• **WHAT IS NEEDED**
I need all of the entries printed exactly.

Dataset rows for apps and sites:

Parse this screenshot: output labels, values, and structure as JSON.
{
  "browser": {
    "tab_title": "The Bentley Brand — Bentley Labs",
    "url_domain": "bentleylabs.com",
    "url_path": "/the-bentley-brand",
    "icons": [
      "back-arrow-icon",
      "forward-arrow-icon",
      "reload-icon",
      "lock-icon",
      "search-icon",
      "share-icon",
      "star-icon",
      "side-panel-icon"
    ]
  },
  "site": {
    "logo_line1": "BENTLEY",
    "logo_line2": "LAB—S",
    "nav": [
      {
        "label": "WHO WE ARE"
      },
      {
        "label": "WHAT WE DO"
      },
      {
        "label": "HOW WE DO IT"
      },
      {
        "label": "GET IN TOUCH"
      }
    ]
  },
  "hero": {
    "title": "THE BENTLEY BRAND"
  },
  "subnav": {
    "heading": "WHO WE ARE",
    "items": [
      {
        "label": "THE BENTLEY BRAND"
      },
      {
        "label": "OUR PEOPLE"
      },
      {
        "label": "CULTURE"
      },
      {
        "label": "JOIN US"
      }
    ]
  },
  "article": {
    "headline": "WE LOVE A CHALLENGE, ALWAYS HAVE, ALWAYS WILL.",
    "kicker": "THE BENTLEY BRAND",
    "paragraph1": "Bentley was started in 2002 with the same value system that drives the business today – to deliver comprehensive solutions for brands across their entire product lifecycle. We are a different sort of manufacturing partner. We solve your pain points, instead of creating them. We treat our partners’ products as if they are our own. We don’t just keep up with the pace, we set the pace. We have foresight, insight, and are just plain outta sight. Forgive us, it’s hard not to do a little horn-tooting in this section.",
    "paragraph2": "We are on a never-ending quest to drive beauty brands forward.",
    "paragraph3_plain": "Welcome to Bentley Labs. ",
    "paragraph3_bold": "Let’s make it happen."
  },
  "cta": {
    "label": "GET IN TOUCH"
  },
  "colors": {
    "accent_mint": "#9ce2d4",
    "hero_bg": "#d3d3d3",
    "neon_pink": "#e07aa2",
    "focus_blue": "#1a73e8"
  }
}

• **TASK RESULT**
Parse this screenshot: output labels, values, and structure as JSON.
{
  "browser": {
    "tab_title": "The Bentley Brand — Bentley Labs",
    "url_domain": "bentleylabs.com",
    "url_path": "/the-bentley-brand",
    "icons": [
      "back-arrow-icon",
      "forward-arrow-icon",
      "reload-icon",
      "lock-icon",
      "search-icon",
      "share-icon",
      "star-icon",
      "side-panel-icon"
    ]
  },
  "site": {
    "logo_line1": "BENTLEY",
    "logo_line2": "LAB—S",
    "nav": [
      {
        "label": "WHO WE ARE"
      },
      {
        "label": "WHAT WE DO"
      },
      {
        "label": "HOW WE DO IT"
      },
      {
        "label": "GET IN TOUCH"
      }
    ]
  },
  "hero": {
    "title": "THE BENTLEY BRAND"
  },
  "subnav": {
    "heading": "WHO WE ARE",
    "items": [
      {
        "label": "THE BENTLEY BRAND"
      },
      {
        "label": "OUR PEOPLE"
      },
      {
        "label": "CULTURE"
      },
      {
        "label": "JOIN US"
      }
    ]
  },
  "article": {
    "headline": "WE LOVE A CHALLENGE, ALWAYS HAVE, ALWAYS WILL.",
    "kicker": "THE BENTLEY BRAND",
    "paragraph1": "Bentley was started in 2002 with the same value system that drives the business today – to deliver comprehensive solutions for brands across their entire product lifecycle. We are a different sort of manufacturing partner. We solve your pain points, instead of creating them. We treat our partners’ products as if they are our own. We don’t just keep up with the pace, we set the pace. We have foresight, insight, and are just plain outta sight. Forgive us, it’s hard not to do a little horn-tooting in this section.",
    "paragraph2": "We are on a never-ending quest to drive beauty brands forward.",
    "paragraph3_plain": "Welcome to Bentley Labs. ",
    "paragraph3_bold": "Let’s make it happen."
  },
  "cta": {
    "label": "GET IN TOUCH"
  },
  "colors": {
    "accent_mint": "#9ce2d4",
    "hero_bg": "#d3d3d3",
    "neon_pink": "#e07aa2",
    "focus_blue": "#1a73e8"
  }
}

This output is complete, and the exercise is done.